Seasonal workers must be paid overtime at a rate of one-and-a-half times the employee’s regular hourly rate for every hour worked in excess of forty hours per week. They must also be paid the higher of the federal minimum wage or the state minimum wage in the state where they work. Certain states have their own overtime rules. In California, for example, work in excess of eight hours per day qualifies for overtime pay.
The following exceptions to overtime and minimum wage laws are important to be aware of:
● Most agricultural workers (seasonal or not) do not qualify for overtime pay, but a handful of states, including California, New York, Washington, and Minnesota, have passed laws mandating overtime pay for agricultural workers.
● Section 13(a)(3) of the FLSA provides an exemption from minimum wage and overtime requirements for employees of an amusement or recreational establishment, organized camp, or religious or nonprofit educational conference center if (1) the business does not operate for more than seven months in any calendar year or (2) during the previous calendar year, the business’s average receipts for any six months were not more than 33.3 percent of its average receipts for the other six months. The Department of Labor has previously ruled that stadiums, golf courses, swimming pools, summer camps, skating rinks, zoos, beaches, and boardwalk facilities fall under this FLSA rule.
The Wall Street Journal explains that, in the current tight labor market, more Americans between the ages of sixteen and nineteen are expected to join the workforce this summer than in prior years. Any business that plans to hire teenagers should be aware that the Department of Labor has special rules in place to protect young workers. Generally, there are restrictions on the types and amount of work minors are allowed to perform.
● For nonagricultural jobs, the minimum working age is fourteen years old. However, certain jobs are exempted from the FLSA’s child labor provisions, including family businesses and jobs in the agricultural industry. A limited number of nonagricultural occupations are also exempted.
● Children between the ages of fourteen and seventeen may not work in hazardous occupations, as defined by the Department of Labor. Children fourteen and fifteen years of age may work in non manufacturing and nonhazardous jobs that the Department of Labor specifically permits.
● There are limitations on both the number of hours and when fourteen-and fifteen-year-olds can work. Their hours must fall between 7 a.m. and 7p.m., except during the summer, when they can work until 9 p.m. There are no FLSA limitations on the hours that sixteen-and seventeen-year-olds can work.
● Employers must usually pay teenage employees the minimum wage; however, the FLSA permits employers to pay employees under age twenty the youth minimum wage of $4.25 an hour during their first ninety calendar days on the job.
● The state where your business operates may have its own child labor restrictions.
The ACA and Seasonal Employees
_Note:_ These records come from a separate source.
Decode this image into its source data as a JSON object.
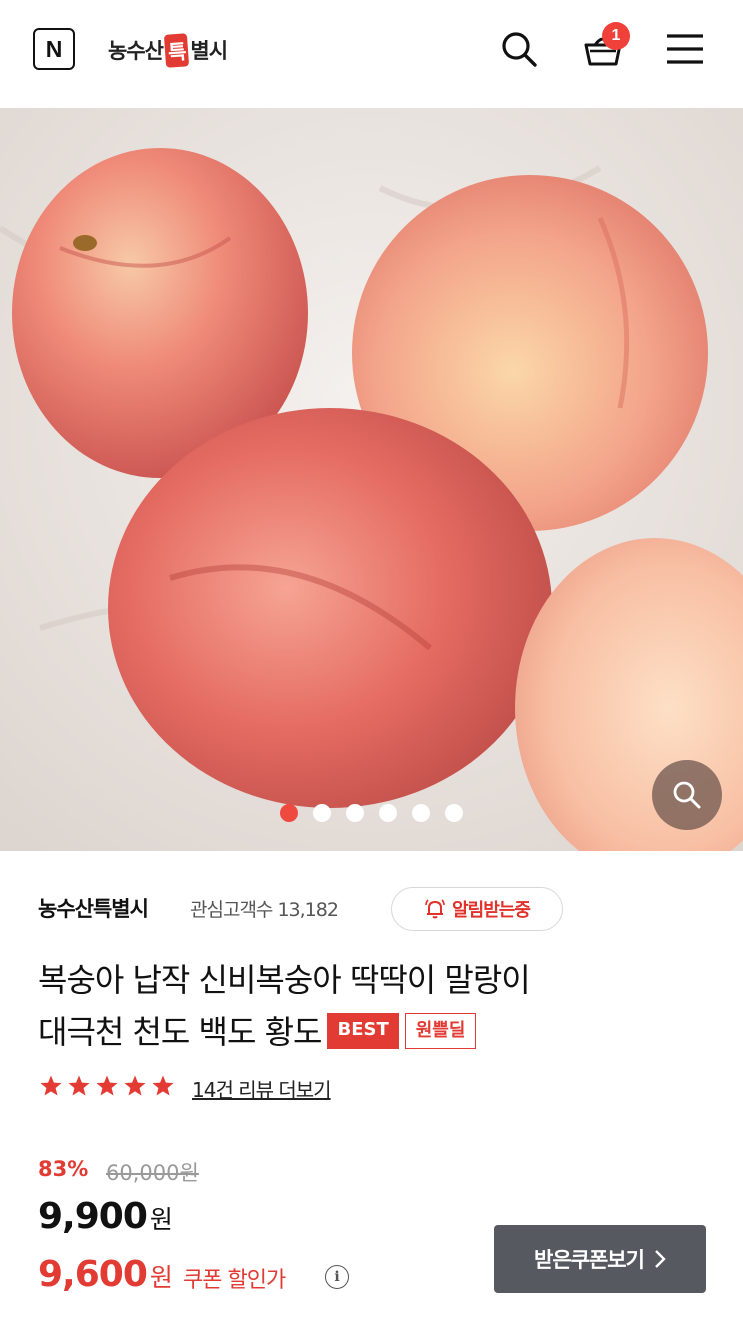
{
  "header": {
    "logo_letter": "N",
    "brand_prefix": "농수산",
    "brand_badge": "특",
    "brand_suffix": "별시",
    "cart_count": "1",
    "icons": {
      "search": "search-icon",
      "cart": "basket-icon",
      "menu": "hamburger-menu-icon"
    }
  },
  "gallery": {
    "slide_count": 6,
    "active_index": 0,
    "active_color": "#ef4a40",
    "zoom_icon": "magnifier-icon"
  },
  "product": {
    "store_name": "농수산특별시",
    "followers_label": "관심고객수",
    "followers_count": "13,182",
    "alarm_label": "알림받는중",
    "title_line1": "복숭아 납작 신비복숭아 딱딱이 말랑이",
    "title_line2": "대극천 천도 백도 황도",
    "tag_best": "BEST",
    "tag_deal": "원쁠딜",
    "rating_stars": 5,
    "review_link": "14건 리뷰 더보기",
    "discount_rate": "83%",
    "original_price": "60,000원",
    "sale_price": "9,900",
    "sale_price_unit": "원",
    "coupon_price": "9,600",
    "coupon_price_unit": "원",
    "coupon_price_label": "쿠폰 할인가",
    "coupon_button": "받은쿠폰보기",
    "accent_color": "#e23b33"
  }
}
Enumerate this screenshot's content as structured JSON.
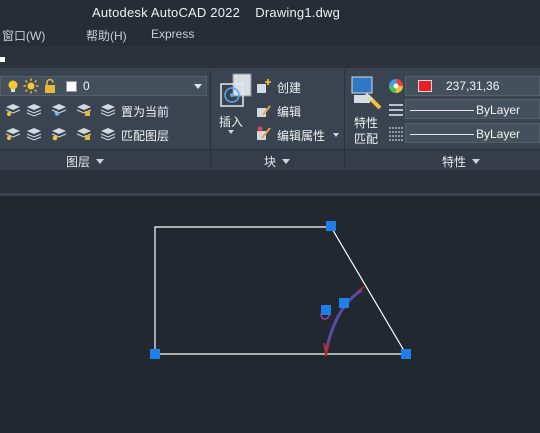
{
  "window": {
    "title": "Autodesk AutoCAD 2022    Drawing1.dwg"
  },
  "menu": {
    "items": [
      "窗口(W)",
      "帮助(H)",
      "Express"
    ]
  },
  "layers_panel": {
    "title": "图层",
    "current_layer": "0",
    "set_current_label": "置为当前",
    "match_layer_label": "匹配图层"
  },
  "block_panel": {
    "title": "块",
    "insert_label": "插入",
    "create_label": "创建",
    "edit_label": "编辑",
    "edit_attributes_label": "编辑属性"
  },
  "properties_panel": {
    "title": "特性",
    "match_label_1": "特性",
    "match_label_2": "匹配",
    "color_value": "237,31,36",
    "color_hex": "#ed1f24",
    "linetype_value": "ByLayer",
    "lineweight_value": "ByLayer"
  },
  "colors": {
    "grip": "#1e7fe8",
    "arc": "#5b4aa8",
    "arc_tip": "#b02a2a",
    "shape_stroke": "#ffffff"
  }
}
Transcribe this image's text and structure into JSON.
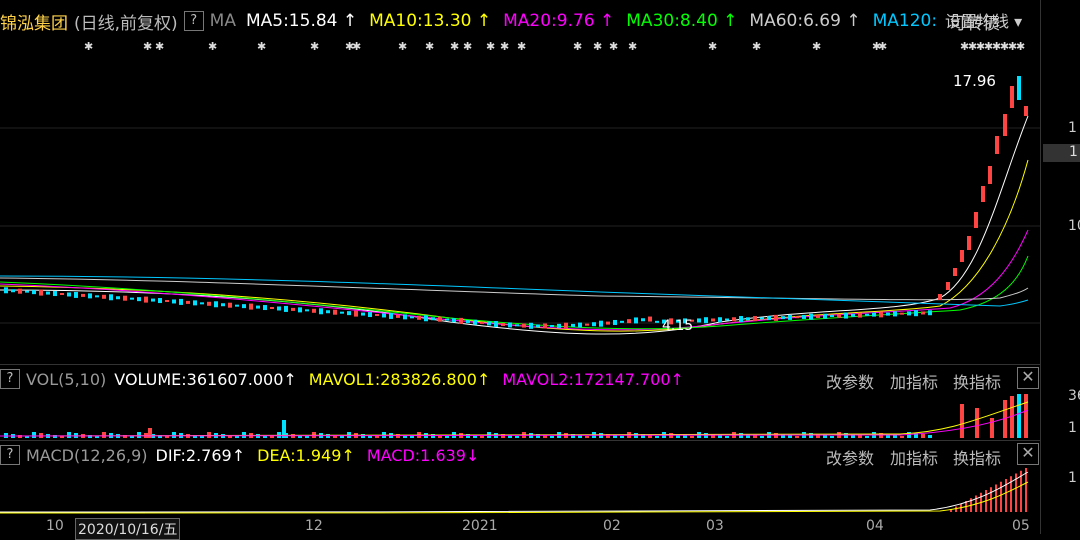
{
  "stock": {
    "name": "锦泓集团",
    "period": "(日线,前复权)",
    "help_icon": "?",
    "ma_label": "MA"
  },
  "ma_lines": [
    {
      "label": "MA5:15.84",
      "arrow": "↑",
      "color": "#ffffff"
    },
    {
      "label": "MA10:13.30",
      "arrow": "↑",
      "color": "#ffff00"
    },
    {
      "label": "MA20:9.76",
      "arrow": "↑",
      "color": "#ff00ff"
    },
    {
      "label": "MA30:8.40",
      "arrow": "↑",
      "color": "#00ff00"
    },
    {
      "label": "MA60:6.69",
      "arrow": "↑",
      "color": "#cccccc"
    },
    {
      "label": "MA120:",
      "arrow": "",
      "color": "#00c8ff"
    }
  ],
  "convertible_bond": "可转债",
  "settings_label": "设置均线 ▾",
  "price_annotations": {
    "high": "17.96",
    "low": "4.15"
  },
  "vol_panel": {
    "help_icon": "?",
    "title": "VOL(5,10)",
    "volume": "VOLUME:361607.000",
    "volume_arrow": "↑",
    "mavol1": "MAVOL1:283826.800",
    "mavol1_arrow": "↑",
    "mavol2": "MAVOL2:172147.700",
    "mavol2_arrow": "↑",
    "btn_params": "改参数",
    "btn_add": "加指标",
    "btn_switch": "换指标",
    "close": "✕"
  },
  "macd_panel": {
    "help_icon": "?",
    "title": "MACD(12,26,9)",
    "dif": "DIF:2.769",
    "dif_arrow": "↑",
    "dea": "DEA:1.949",
    "dea_arrow": "↑",
    "macd": "MACD:1.639",
    "macd_arrow": "↓",
    "btn_params": "改参数",
    "btn_add": "加指标",
    "btn_switch": "换指标",
    "close": "✕"
  },
  "right_scale": {
    "label_1": "1",
    "label_box": "1",
    "label_10": "10",
    "label_vol": "36",
    "label_vol2": "1",
    "label_macd": "1"
  },
  "x_axis": {
    "l10": "10",
    "date_box": "2020/10/16/五",
    "l12": "12",
    "l2021": "2021",
    "l02": "02",
    "l03": "03",
    "l04": "04",
    "l05": "05"
  }
}
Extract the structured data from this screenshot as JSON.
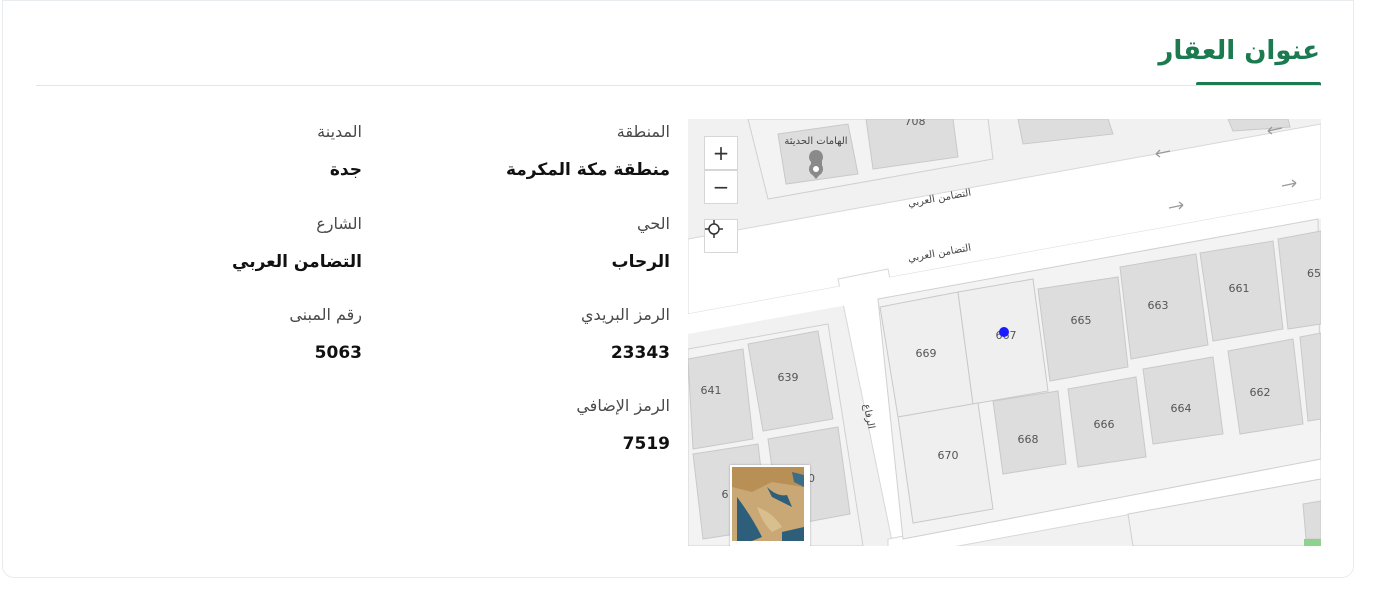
{
  "section": {
    "title": "عنوان العقار"
  },
  "fields": {
    "region": {
      "label": "المنطقة",
      "value": "منطقة مكة المكرمة"
    },
    "city": {
      "label": "المدينة",
      "value": "جدة"
    },
    "district": {
      "label": "الحي",
      "value": "الرحاب"
    },
    "street": {
      "label": "الشارع",
      "value": "التضامن العربي"
    },
    "postal_code": {
      "label": "الرمز البريدي",
      "value": "23343"
    },
    "building_number": {
      "label": "رقم المبنى",
      "value": "5063"
    },
    "additional_code": {
      "label": "الرمز الإضافي",
      "value": "7519"
    }
  },
  "map": {
    "zoom_in_label": "+",
    "zoom_out_label": "−",
    "poi_name": "الهامات الحديثة",
    "street_names": [
      "التضامن العربي",
      "التضامن العربي",
      "الرفاع"
    ],
    "parcels": [
      "708",
      "669",
      "667",
      "665",
      "663",
      "661",
      "65",
      "639",
      "641",
      "670",
      "668",
      "666",
      "664",
      "662",
      "6",
      "40"
    ],
    "marker_color": "#1a1aff"
  },
  "colors": {
    "accent": "#1b7a4f"
  }
}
The ACA requires applicable large employers (ALEs), or employers with fifty or more full-time equivalent (FTE) employees, to offer health insurance to full-time employees (those who work thirty or more hours per week)—or pay a tax penalty for noncompliance.
Taking on seasonal employees could affect your status as an ALE. However, the ACA differentiates between “seasonal employees” and “seasonal workers.” Only seasonal workers count toward determining whether an organization is an ALE.
If your organization is an ALE, you must also consider whether you are required to offer health insurance to seasonal employees who work thirty hours or more per week. But employers may use the look-back method to measure an employee’s full-time status. The look-back period is often longer than the seasonal employee stays on the job, which could mean that you do not have to offer them health insurance. Nonetheless, careful monitoring of seasonal employees’ hours, along with guidance from an attorney, can help to avoid penalties imposed by the Internal Revenue Service.